With that license comes a background check and eight hours of mandatory firearms training.
One of the first actions upon return to Columbus is likely to be a decision as to which bill to send to Mr. DeWine. The governor has complained that his fellow Republicans have refused to enact gun-access reforms he proposed after the 2019 mass shooting in a downtown Dayton entertainment district. Despite that, he has signed other bills expanding gun rights.
"The gun violence epidemic, not just in Ohio but throughout the United States, isn't by a person who is simply carrying a gun...," Mr. Huffman said. "The vast majority of people who carry firearms — I do not [carry] — are acting legally."
Ms. Hicks-Hudson, however, said Ohioans want "sensible" gun reforms.
"They want the red-flag legislation," she said. "They want to close the loopholes that allow for people who should not have access to guns to have them.
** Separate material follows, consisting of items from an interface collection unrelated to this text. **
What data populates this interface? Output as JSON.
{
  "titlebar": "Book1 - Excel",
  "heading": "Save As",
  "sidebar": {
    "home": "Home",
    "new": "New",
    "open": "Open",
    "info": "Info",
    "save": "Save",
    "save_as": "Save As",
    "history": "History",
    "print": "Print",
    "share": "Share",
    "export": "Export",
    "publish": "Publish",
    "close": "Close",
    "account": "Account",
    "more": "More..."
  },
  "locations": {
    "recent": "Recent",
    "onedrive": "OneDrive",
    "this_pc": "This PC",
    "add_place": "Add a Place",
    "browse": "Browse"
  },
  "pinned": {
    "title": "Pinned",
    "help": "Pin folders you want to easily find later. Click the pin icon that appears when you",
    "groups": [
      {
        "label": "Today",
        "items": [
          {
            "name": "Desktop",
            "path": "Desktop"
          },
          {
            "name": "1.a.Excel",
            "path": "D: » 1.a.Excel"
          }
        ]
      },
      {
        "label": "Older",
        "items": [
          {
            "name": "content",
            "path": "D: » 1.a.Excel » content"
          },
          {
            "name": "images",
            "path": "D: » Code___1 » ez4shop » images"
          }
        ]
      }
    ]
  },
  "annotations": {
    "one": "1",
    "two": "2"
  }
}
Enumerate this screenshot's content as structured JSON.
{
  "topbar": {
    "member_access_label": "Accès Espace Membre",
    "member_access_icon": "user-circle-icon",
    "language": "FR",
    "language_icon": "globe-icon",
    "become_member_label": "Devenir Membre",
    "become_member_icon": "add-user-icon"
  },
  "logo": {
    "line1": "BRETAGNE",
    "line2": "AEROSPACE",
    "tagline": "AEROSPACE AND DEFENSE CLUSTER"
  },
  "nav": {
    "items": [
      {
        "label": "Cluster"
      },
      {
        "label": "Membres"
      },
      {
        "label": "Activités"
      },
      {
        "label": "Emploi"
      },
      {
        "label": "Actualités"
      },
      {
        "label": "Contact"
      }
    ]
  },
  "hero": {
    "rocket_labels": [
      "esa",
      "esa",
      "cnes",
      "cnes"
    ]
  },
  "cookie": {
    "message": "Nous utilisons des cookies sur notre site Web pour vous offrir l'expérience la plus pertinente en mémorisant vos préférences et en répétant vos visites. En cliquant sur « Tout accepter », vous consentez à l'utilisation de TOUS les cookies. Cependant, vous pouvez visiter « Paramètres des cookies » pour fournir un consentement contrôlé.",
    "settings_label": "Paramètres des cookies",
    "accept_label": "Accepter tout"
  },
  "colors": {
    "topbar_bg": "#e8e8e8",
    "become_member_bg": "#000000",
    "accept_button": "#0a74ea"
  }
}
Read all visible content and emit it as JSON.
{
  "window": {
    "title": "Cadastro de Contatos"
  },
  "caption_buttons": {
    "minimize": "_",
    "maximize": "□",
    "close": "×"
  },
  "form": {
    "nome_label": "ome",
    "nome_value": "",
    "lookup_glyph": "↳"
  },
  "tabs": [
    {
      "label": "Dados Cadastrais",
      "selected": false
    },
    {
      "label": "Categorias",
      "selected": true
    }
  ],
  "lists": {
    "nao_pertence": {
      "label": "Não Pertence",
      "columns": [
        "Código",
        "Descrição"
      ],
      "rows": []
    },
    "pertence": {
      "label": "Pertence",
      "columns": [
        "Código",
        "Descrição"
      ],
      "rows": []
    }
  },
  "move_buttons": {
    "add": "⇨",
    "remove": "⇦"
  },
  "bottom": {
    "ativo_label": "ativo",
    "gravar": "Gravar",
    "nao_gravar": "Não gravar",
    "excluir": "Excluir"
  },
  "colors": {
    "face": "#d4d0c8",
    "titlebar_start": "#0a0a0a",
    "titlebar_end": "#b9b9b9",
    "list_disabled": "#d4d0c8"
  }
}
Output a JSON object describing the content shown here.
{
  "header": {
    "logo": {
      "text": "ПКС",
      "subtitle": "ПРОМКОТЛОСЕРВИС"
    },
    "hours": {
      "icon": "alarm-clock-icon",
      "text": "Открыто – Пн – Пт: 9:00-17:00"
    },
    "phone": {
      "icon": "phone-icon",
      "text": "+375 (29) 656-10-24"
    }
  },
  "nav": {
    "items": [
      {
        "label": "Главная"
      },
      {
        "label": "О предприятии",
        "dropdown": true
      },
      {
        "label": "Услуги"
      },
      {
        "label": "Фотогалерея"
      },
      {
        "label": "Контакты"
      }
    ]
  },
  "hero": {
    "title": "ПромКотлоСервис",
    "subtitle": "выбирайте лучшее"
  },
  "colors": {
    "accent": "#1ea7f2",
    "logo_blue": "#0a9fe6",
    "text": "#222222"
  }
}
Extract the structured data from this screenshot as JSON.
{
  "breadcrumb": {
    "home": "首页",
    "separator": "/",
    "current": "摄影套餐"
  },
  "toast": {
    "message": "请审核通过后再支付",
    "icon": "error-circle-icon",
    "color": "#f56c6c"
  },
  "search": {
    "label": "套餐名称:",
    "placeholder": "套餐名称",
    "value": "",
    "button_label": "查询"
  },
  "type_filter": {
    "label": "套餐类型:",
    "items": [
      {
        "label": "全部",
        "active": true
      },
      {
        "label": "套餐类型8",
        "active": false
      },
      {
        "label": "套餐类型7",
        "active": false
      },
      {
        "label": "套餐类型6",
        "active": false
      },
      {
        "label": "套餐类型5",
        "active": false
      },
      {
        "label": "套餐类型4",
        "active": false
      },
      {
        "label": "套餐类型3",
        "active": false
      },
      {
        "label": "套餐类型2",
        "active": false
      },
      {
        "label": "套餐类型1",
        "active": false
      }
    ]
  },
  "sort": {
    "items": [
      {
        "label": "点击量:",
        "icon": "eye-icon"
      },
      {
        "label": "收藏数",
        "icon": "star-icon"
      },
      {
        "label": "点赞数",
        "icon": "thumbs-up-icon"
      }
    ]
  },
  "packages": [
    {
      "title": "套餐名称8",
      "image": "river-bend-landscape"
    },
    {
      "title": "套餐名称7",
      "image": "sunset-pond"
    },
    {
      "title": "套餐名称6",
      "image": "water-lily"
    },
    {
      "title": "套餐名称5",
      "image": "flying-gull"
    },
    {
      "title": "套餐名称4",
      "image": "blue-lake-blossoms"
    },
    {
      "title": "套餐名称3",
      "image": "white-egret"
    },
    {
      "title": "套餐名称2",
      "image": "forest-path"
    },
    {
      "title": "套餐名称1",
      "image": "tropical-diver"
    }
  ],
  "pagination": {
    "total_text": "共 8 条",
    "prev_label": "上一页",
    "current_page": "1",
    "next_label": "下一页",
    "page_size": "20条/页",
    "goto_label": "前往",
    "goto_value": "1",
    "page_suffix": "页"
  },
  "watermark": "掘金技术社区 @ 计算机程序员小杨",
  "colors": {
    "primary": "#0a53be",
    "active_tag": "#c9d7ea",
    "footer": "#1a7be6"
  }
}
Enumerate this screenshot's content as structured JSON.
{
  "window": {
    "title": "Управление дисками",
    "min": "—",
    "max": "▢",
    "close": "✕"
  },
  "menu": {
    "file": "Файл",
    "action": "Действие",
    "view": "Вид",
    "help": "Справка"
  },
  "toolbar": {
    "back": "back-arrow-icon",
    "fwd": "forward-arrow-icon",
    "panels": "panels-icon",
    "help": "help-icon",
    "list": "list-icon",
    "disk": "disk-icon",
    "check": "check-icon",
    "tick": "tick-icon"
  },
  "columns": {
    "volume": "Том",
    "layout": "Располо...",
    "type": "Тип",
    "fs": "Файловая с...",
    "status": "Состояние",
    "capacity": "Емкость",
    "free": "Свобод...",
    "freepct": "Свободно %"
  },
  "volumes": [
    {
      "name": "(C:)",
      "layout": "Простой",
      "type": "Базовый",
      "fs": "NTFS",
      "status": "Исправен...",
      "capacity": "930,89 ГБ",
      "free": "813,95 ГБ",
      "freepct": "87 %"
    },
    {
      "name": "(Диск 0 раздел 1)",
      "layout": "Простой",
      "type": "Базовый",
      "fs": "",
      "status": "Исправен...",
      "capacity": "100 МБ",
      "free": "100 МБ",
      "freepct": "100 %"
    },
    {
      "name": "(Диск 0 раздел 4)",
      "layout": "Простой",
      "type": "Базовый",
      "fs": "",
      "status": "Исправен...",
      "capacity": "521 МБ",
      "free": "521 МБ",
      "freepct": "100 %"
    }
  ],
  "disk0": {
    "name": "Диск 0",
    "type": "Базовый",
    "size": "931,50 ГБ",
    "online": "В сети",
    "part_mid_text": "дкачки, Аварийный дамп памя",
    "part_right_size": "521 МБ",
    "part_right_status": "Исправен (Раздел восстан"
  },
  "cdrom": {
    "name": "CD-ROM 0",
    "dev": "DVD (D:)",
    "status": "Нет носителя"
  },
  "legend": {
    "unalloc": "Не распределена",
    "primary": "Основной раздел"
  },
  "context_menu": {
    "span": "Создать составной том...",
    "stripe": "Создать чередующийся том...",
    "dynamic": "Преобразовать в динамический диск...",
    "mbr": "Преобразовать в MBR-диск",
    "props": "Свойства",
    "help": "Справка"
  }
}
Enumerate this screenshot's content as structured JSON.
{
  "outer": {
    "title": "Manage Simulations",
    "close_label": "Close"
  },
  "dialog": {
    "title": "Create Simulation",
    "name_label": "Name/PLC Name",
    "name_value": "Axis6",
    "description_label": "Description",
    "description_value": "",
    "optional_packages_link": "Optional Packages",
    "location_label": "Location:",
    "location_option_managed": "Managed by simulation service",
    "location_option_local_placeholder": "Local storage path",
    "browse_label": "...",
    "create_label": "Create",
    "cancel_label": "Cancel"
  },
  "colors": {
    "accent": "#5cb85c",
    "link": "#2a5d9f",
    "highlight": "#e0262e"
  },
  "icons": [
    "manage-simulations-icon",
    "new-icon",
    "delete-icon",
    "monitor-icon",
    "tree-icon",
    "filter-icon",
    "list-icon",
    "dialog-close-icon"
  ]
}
I feel strongly about safe gun storage."
Just before the holidays, Mr. DeWine signed another bill expected to restrict access to surgical abortions.
Senate Bill 157 would make it a first-degree felony for a doctor who, in the process of an abortion, delivers a live baby and fails to take all steps to preserve the infant's health.
It will also make it harder for two southwest Ohio abortion clinics to renew variances that have allowed them to continue operating without written agreements in place with local hospitals for the transfer of patients during emergencies. The bill prohibits them from substituting physicians for the hospital if those doctors are employed by or affiliated with a medical school tied to a public university.
Most attention these days is based on bills pending in the General Assembly that have yet to pass.
Lawmakers have before them the so-called "trigger ban" to outlaw most abortions should the high court overturn Roe vs. Wade and give the green light to tighter restrictions by states.
Republicans have already passed a law that would allow most abortions after a fetal heartbeat is detectable — as early as six weeks of gestation, but it has been placed on hold by the courts. Current law generally prohibits an abortion after 20 weeks.
Former President Donald Trump carried Ohio by more than 8 percentage points, so it has not been on the receiving end of his false allegations of a stolen election.
But that doesn't mean Ohio lawmakers aren't looking at election reforms — and fighting over whether they rise to the level of suppressing the vote.
"I think somebody is tinkering to fix a problem that doesn't exist," Ms. Hicks-Hudson said. "This whole idea of modernizing elections should not at any time shorten the time frame for a person to register and vote ... I used to be an elections official, so I know how difficult it is to prepare for an election. They are professionals. Considering the value of the vote, we should be looking at ways to expand the right to vote, not restrict it."
Proposals on the table include limiting the number and location of drop boxes for absentee ballots, ending in-person early voting on the Monday before Election Day, and moving up the deadline for requesting absentee ballots from three days to 10 to allow more time for their return.
"Each time that we talk about election reform there's people doing backflips out on the front lawn and they think it's terrible," Mr. Huffman said.
With the two-year general fund budget behind them, expect lawmakers to again turn their sights on a two-year capital budget, a perennial gift bag of bricks-and-mortar, equipment, and technological improvements across the state.
Largely fueled by borrowing, the last plan contained $2.1 billion in projects for schools, government buildings, colleges and universities, and local public works projects. Most of the attention was focused on the $185 million that was earmarked for competitive local community projects such as zoos, museums, convention centers, and theaters.
Mr. Huffman predicted passage in May.
First Published December 27, 2021, 8:00am